The conversion of the Palazzo Tornabuoni’s opera room into a glamorous ¬apartment was completed in January, with spectacular results. “The room is magnificent,” says Palazzo rep Jane Guarducci. “The amazing bathroom dressing areas [are almost] apartments in and of themselves.” The apartment, dubbed the “opera suite,” boasts terrazzo tiles and elegant, museum-quality finishes throughout, including an ornate fireplace decorated with micromosaic panels composed of tiny glass tesserae depicting ¬various nature scenes, as well as a fresco adorning the sky-high ceiling, which has been thoroughly cleaned and restored at great cost. The room contains so much history it inspires one’s imagination to travel back in time to the late 1590s, when noblemen and scholarly members of the dramatic-arts group known as the Florentine Camerata — including musical theorist Vincenzo Galilei, father of the astronomer Galileo — likely gathered there.

The size of a small hotel conference room, the roughly 30-by-50-foot space has excellent acoustics, so it’s easy to appreciate just how a basso cantante singer might easily perform there without need to bellow. In a 1913 paper titled “Dafne, The First Opera: A Chronological Study,” researcher O.G. Sonneck quotes Dafne’s librettist, poet Ottavio Rinuccini, who wrote that the opera’s debut was indeed an intimate affair, held for a small, elite audience of “enthusiastic listeners” invited by the Palazzo Tornabuoni’s then owner, the banking merchant and artistic patron Jacopo Corsi. The accompaniment also seemed sparse by today’s standards: A pair of lutes, a cellolike viol, a triple-flute and a harpsichord made up the entire ensemble, by most accounts. Later, an improved version was presented at Corsi’s palace for “a large audience of Florentine noblemen, the Grand Duchess, and the cardinals Del Monte and Montalo.” Most likely, Sonneck suggests, Dafne was written in 1594, premiered in 1597 and then was reprised annually during Carnival at both Corsi’s home and the Palazzo Pitti for the next three years.

Before the end of the 16th century, dialogue and song rarely mixed onstage; whenever the music started, the speaking would stop, and vice versa. But composer Peri and the Florentine Camerata experimented freely with various theatrical music formats to change all that. In the preface to a book of his later work preserved at London’s British Museum, Peri described how he sought to emulate the ancient Greeks and Romans, attempting to develop “a kind of music more advanced than ordinary speech but less than the melody of singing, thus taking a middle position between the two.” In tinkering with these distinctive patterns, Peri used a new style known as “recitativo” — melodic speeches set to music that recounted events and advanced the drama’s plot, a primary element for all subsequent operas.

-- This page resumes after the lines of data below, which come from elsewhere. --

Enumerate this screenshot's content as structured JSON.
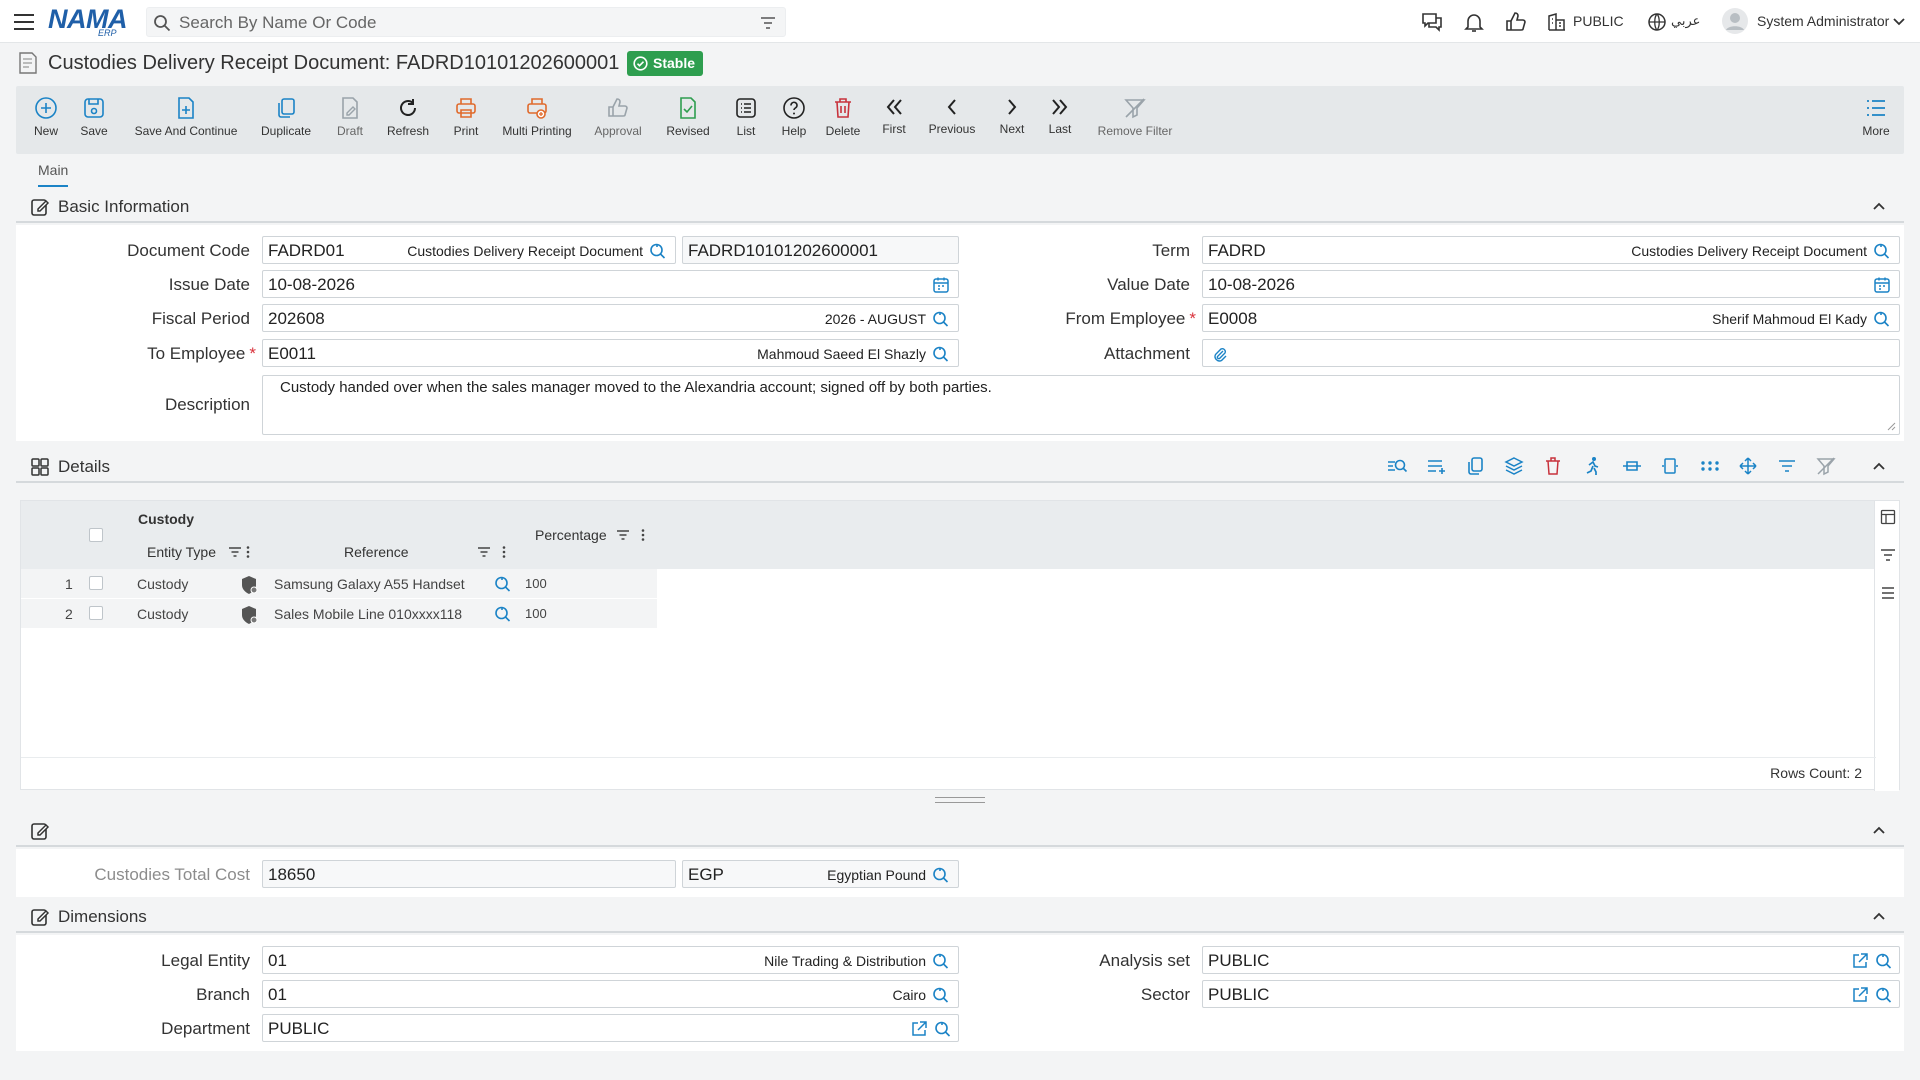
{
  "app": {
    "logo_text": "NAMA",
    "logo_sub": "ERP",
    "search_placeholder": "Search By Name Or Code",
    "public_label": "PUBLIC",
    "lang_label": "عربي",
    "user_name": "System Administrator"
  },
  "page": {
    "title": "Custodies Delivery Receipt Document: FADRD10101202600001",
    "status": "Stable"
  },
  "toolbar": {
    "new": "New",
    "save": "Save",
    "save_continue": "Save And Continue",
    "duplicate": "Duplicate",
    "draft": "Draft",
    "refresh": "Refresh",
    "print": "Print",
    "multi_printing": "Multi Printing",
    "approval": "Approval",
    "revised": "Revised",
    "list": "List",
    "help": "Help",
    "delete": "Delete",
    "first": "First",
    "previous": "Previous",
    "next": "Next",
    "last": "Last",
    "remove_filter": "Remove Filter",
    "more": "More"
  },
  "tabs": {
    "main": "Main"
  },
  "basic": {
    "title": "Basic Information",
    "document_code_label": "Document Code",
    "document_code": "FADRD01",
    "document_code_desc": "Custodies Delivery Receipt Document",
    "document_number": "FADRD10101202600001",
    "term_label": "Term",
    "term": "FADRD",
    "term_desc": "Custodies Delivery Receipt Document",
    "issue_date_label": "Issue Date",
    "issue_date": "10-08-2026",
    "value_date_label": "Value Date",
    "value_date": "10-08-2026",
    "fiscal_period_label": "Fiscal Period",
    "fiscal_period": "202608",
    "fiscal_period_desc": "2026 - AUGUST",
    "from_employee_label": "From Employee",
    "from_employee": "E0008",
    "from_employee_desc": "Sherif Mahmoud El Kady",
    "to_employee_label": "To Employee",
    "to_employee": "E0011",
    "to_employee_desc": "Mahmoud Saeed El Shazly",
    "attachment_label": "Attachment",
    "description_label": "Description",
    "description": "Custody handed over when the sales manager moved to the Alexandria account; signed off by both parties."
  },
  "details": {
    "title": "Details",
    "group_header": "Custody",
    "col_entity_type": "Entity Type",
    "col_reference": "Reference",
    "col_percentage": "Percentage",
    "rows": [
      {
        "num": "1",
        "entity_type": "Custody",
        "reference": "Samsung Galaxy A55 Handset",
        "percentage": "100"
      },
      {
        "num": "2",
        "entity_type": "Custody",
        "reference": "Sales Mobile Line 010xxxx118",
        "percentage": "100"
      }
    ],
    "rows_count": "Rows Count: 2"
  },
  "totals": {
    "cost_label": "Custodies Total Cost",
    "cost": "18650",
    "currency": "EGP",
    "currency_desc": "Egyptian Pound"
  },
  "dimensions": {
    "title": "Dimensions",
    "legal_entity_label": "Legal Entity",
    "legal_entity": "01",
    "legal_entity_desc": "Nile Trading & Distribution",
    "analysis_set_label": "Analysis set",
    "analysis_set": "PUBLIC",
    "branch_label": "Branch",
    "branch": "01",
    "branch_desc": "Cairo",
    "sector_label": "Sector",
    "sector": "PUBLIC",
    "department_label": "Department",
    "department": "PUBLIC"
  },
  "colors": {
    "primary": "#1b83c6",
    "stable_badge": "#2e9e4f",
    "orange": "#e06a2c",
    "danger": "#c8323c",
    "required": "#d9323c"
  }
}
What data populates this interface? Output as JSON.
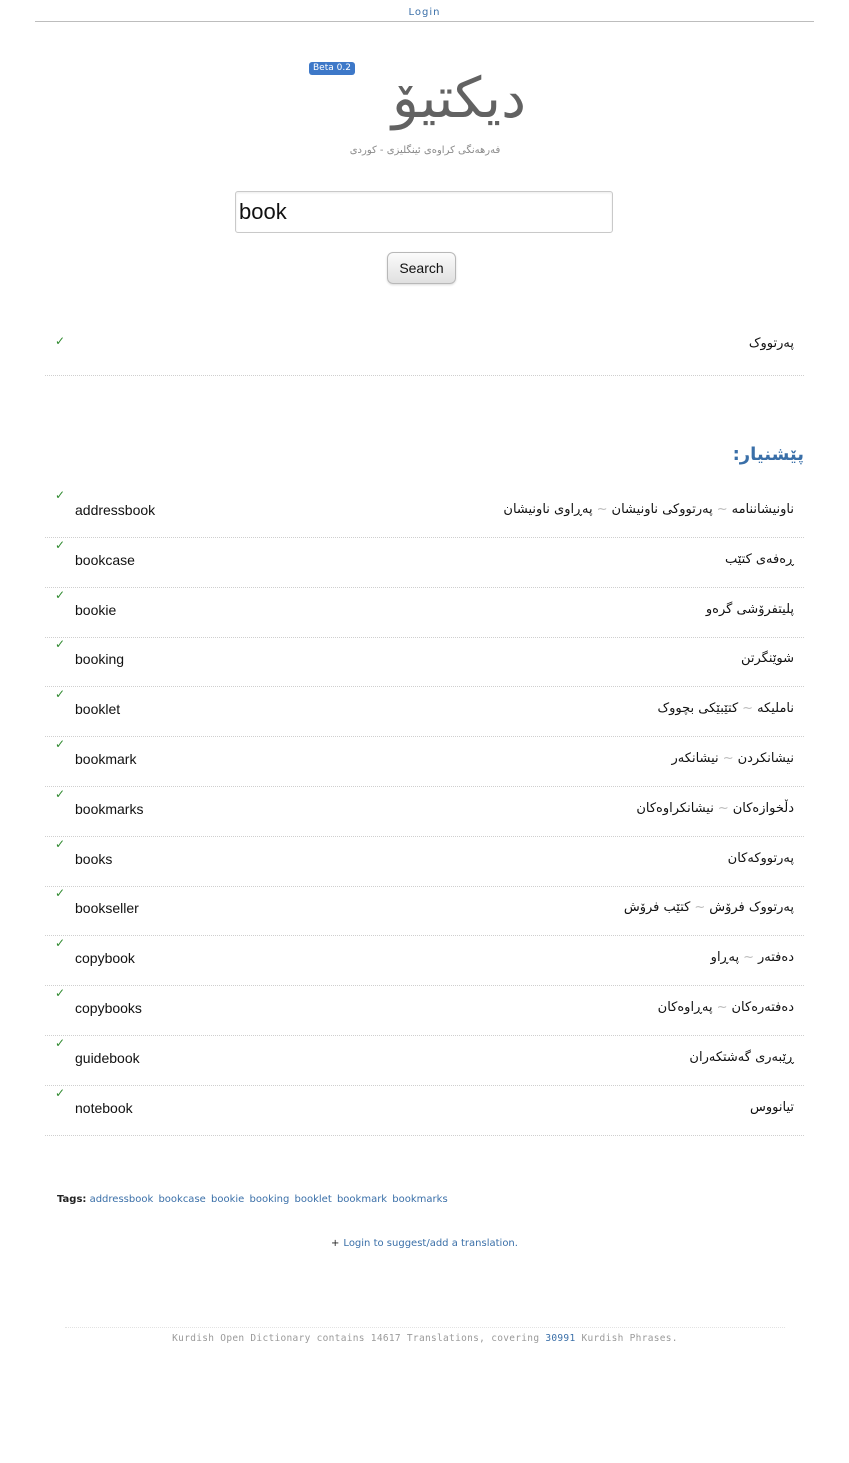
{
  "topbar": {
    "login_label": "Login"
  },
  "logo": {
    "beta_label": "Beta 0.2",
    "title": "دیکتیۆ",
    "tagline": "فەرهەنگی کراوەی ئینگلیزی - کوردی"
  },
  "search": {
    "value": "book",
    "button_label": "Search"
  },
  "main_result": {
    "check": "✓",
    "kurdish": "پەرتووک"
  },
  "suggestions": {
    "title": "پێشنیار:",
    "items": [
      {
        "english": "addressbook",
        "kurdish": [
          "ناونیشاننامە",
          "پەرتووکی ناونیشان",
          "پەڕاوی ناونیشان"
        ]
      },
      {
        "english": "bookcase",
        "kurdish": [
          "ڕەفەی کتێب"
        ]
      },
      {
        "english": "bookie",
        "kurdish": [
          "پلیتفرۆشی گرەو"
        ]
      },
      {
        "english": "booking",
        "kurdish": [
          "شوێنگرتن"
        ]
      },
      {
        "english": "booklet",
        "kurdish": [
          "ناملیکە",
          "کتێبێکی بچووک"
        ]
      },
      {
        "english": "bookmark",
        "kurdish": [
          "نیشانکردن",
          "نیشانکەر"
        ]
      },
      {
        "english": "bookmarks",
        "kurdish": [
          "دڵخوازەکان",
          "نیشانکراوەکان"
        ]
      },
      {
        "english": "books",
        "kurdish": [
          "پەرتووکەکان"
        ]
      },
      {
        "english": "bookseller",
        "kurdish": [
          "پەرتووک فرۆش",
          "کتێب فرۆش"
        ]
      },
      {
        "english": "copybook",
        "kurdish": [
          "دەفتەر",
          "پەڕاو"
        ]
      },
      {
        "english": "copybooks",
        "kurdish": [
          "دەفتەرەکان",
          "پەڕاوەکان"
        ]
      },
      {
        "english": "guidebook",
        "kurdish": [
          "ڕێبەری گەشتکەران"
        ]
      },
      {
        "english": "notebook",
        "kurdish": [
          "تیانووس"
        ]
      }
    ]
  },
  "tags": {
    "label": "Tags:",
    "items": [
      "addressbook",
      "bookcase",
      "bookie",
      "booking",
      "booklet",
      "bookmark",
      "bookmarks"
    ]
  },
  "add_translation": {
    "plus": "+",
    "link_label": "Login to suggest/add a translation."
  },
  "footer": {
    "text_before": "Kurdish Open Dictionary contains 14617 Translations, covering ",
    "phrases_count": "30991",
    "text_after": " Kurdish Phrases."
  }
}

Pietro de’ Bardi, the son of the Camerata’s most generous patron, witnessed one early Dafne performance as a youngster and vividly described the scene in a letter later. He said that it was “set to music by Peri in few numbers and short scenes and recited and sung privately in a small room of the Palazzo Corsi,” adding that by avoiding the “roughness and excessive antiquity” in compositions by Galilei, Peri had “sweetened this style” of recitativo and “made it capable of moving the passions in a rare manner.” De’ Bardi also described his reaction to the event, saying, “I was left speechless with amazement.”

This first-person account is one of the most informative and enlightening looks into that performance since, as scholar William V. Porter acknowledged in a 1965 study, nearly all the “information concerning the writing, the earliest performances and even the score itself … remains to the present day largely incomplete.”

Indeed, the late Renaissance era remains “murky” for most historians, according to Los Angeles musicologist Mark Robson, a former coach with the L.A. Opera who now teaches voice at the California Institute of the Arts. “Dafne came between the traditional madrigal and the format that we now consider opera,” he says. “It took a whole new approach to harmony that had real musicality. The work is still a bit of a mystery, however, since we don’t have a complete version.”
What we do have is a chamber room filled with ghosts of gaily attired musicians singing their dramatic parts as the ornamental trilling of a phantom harpsichord plays basso continuo nearby. Mounted on a wall outside the Tornabuoni palace, next to the Church of San Gaetano, a small stone historical plaque honors the contributions of Corsi, Rinuccini and Peri to modern culture. Now, thanks to the Palazzo Tornabuoni’s preservation efforts, the legacy of these men and their enduring art form will be beautifully remembered for years to come.